Creating a Desensitization Plan

Desensitization might sound like you're becoming numb to driving, but fear not – it's actually a useful technique for reducing anxiety. The idea here is to expose yourself to the triggers that cause anxiety in a controlled and manageable way, to create a desensitization plan, make a list of driving situations that make you anxious. Maybe it's city driving, merging into traffic, or parallel parking (a true nightmare for some). Then, rank these situations from least to most anxiety-provoking. Start with the least anxiety-inducing situation and work your way up the list gradually.

Seeking Professional Help: Therapy and Medication Options

Cognitive-Behavioral Therapy (CBT)

Therapy isn't just for people who want to talk about their childhood traumas (although, if you want to, go for it). Cognitive-Behavioral Therapy (CBT) is an effective treatment for driving anxiety. It helps you identify and challenge negative thoughts and beliefs that contribute to your anxiety. With the help of a skilled CBT therapist, you can learn new coping strategies and develop a more rational and balanced perspective on driving. Plus, you'll have someone to vent to about that driver who cut you off without using their turn signal.

Anti-Anxiety Medications

Now let's talk about the kind of medication that won't give you side effects like uncontrollable dancing or turning into a zombie. Anti-anxiety medications can be prescribed to help manage the symptoms of driving anxiety. These medications can help you feel more calm and relaxed behind the wheel, but they should always be used under the guidance of a healthcare professional. Remember, medication isn't a magical fix-all solution, but it can be a helpful tool in the toolbox of anxiety management.
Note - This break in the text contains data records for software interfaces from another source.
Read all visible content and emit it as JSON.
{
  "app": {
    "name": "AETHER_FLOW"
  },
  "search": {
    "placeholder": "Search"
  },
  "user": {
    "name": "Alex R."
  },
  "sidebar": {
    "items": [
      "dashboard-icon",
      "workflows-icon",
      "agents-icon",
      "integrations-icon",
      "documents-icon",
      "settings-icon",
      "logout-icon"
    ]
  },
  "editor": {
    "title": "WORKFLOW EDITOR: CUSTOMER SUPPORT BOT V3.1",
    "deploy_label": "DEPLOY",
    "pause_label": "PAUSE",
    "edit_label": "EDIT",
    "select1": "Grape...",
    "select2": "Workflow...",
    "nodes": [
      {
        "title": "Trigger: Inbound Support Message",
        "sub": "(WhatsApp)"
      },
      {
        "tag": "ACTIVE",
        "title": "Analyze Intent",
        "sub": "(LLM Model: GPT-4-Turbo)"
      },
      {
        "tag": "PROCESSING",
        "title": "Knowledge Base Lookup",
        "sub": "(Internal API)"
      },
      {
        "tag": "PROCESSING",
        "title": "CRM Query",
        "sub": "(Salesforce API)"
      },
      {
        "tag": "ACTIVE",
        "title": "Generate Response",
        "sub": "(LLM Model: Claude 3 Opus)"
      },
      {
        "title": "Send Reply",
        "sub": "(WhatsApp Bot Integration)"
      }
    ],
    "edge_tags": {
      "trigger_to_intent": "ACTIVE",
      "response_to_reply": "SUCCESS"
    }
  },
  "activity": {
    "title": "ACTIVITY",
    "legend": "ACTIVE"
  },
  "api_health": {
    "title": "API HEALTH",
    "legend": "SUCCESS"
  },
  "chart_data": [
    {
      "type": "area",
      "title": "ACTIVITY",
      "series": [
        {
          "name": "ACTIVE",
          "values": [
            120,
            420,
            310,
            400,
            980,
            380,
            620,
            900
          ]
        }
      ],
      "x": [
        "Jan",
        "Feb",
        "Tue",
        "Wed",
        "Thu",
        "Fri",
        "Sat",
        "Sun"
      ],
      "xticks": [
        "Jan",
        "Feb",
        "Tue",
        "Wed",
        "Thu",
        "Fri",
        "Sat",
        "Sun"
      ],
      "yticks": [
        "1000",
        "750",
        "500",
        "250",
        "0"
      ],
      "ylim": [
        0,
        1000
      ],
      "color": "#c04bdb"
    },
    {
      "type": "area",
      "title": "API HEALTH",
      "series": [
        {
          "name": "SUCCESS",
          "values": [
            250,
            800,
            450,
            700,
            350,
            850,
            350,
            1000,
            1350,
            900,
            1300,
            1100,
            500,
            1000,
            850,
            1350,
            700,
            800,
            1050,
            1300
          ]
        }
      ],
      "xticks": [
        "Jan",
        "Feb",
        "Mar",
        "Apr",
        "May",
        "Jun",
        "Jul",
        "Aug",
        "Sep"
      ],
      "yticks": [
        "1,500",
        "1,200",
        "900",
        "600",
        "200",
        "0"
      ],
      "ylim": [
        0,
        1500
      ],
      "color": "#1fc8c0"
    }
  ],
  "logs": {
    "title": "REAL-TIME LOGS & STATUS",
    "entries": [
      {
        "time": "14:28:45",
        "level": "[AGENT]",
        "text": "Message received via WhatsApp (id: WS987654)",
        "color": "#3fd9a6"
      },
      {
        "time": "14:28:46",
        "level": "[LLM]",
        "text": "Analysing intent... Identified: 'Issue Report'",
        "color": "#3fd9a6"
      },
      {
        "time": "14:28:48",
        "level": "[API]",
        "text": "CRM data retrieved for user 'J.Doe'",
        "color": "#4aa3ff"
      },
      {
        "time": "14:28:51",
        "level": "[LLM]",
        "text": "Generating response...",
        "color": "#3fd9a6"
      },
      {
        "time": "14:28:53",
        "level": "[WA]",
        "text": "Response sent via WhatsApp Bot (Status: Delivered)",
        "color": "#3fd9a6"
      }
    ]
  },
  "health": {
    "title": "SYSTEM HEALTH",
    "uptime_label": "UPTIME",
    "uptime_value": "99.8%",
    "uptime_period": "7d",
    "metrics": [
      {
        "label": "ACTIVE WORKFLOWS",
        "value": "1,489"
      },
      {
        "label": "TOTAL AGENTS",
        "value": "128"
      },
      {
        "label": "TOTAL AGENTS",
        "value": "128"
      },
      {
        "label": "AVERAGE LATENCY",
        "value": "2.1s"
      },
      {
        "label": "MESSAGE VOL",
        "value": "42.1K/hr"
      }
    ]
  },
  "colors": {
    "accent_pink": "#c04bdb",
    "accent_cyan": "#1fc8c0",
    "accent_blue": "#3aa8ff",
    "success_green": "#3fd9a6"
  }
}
Building Confidence and Self-Efficacy

Positive Affirmations and Self-Talk

Time to channel your inner cheerleader! Positive affirmations and self-talk can work wonders for boosting confidence and reducing anxiety. Instead of telling yourself, "I'm a terrible driver," try saying things like, "I am capable and confident behind the wheel." It might sound cheesy, but trust me, a little self-pep talk can go a long way.

Setting Achievable Goals

When it comes to overcoming driving anxiety, baby steps are the way to go. Set achievable goals for yourself and celebrate each milestone along the way. Maybe your goal is to drive five minutes without feeling anxious, or perhaps it's tackling a specific driving situation that scares you. Start small and work your way up, and before you know it, you'll be cruising down the road with confidence.

Long-Term Strategies for Managing Driving Anxiety

Regular Maintenance of Coping Techniques

Just like you wouldn't neglect regular oil changes for your car, you shouldn't neglect the maintenance of your coping techniques. Continually practice the strategies that help calm your driving anxiety, whether it's deep breathing exercises, visualization techniques, or blasting your favorite tunes as a distraction. Keep those coping skills in tip-top shape to keep anxiety at bay.

Lifestyle Changes that Support Anxiety Management

Managing driving anxiety isn't just about what happens behind the wheel; it's about taking care of yourself overall. Make lifestyle changes that support anxiety management, such as getting regular exercise, practicing stress-reducing activities like yoga or meditation, and maintaining a healthy diet. Hey, nobody said you can't have a slight obsession with dark chocolate to help keep those anxiety levels in check. So take a deep breath, buckle up, and remember that driving anxiety doesn't have to hold you back. With a little perseverance and a good dose of self-belief, you'll be conquering the open road in no time.


Driving anxiety can be a challenging obstacle to overcome, but with the right strategies and support, it is possible to regain confidence and enjoy the freedom of driving once more. By understanding the root causes, identifying triggers, and implementing relaxation techniques, individuals can gradually desensitize themselves and build resilience. Seeking professional help and adopting long-term strategies for managing anxiety can also provide valuable support on this journey. Remember, everyone's experience with driving anxiety is unique, so it's important to find what works best for you. With time, patience, and perseverance, you can navigate the road with ease and reclaim the joy of driving.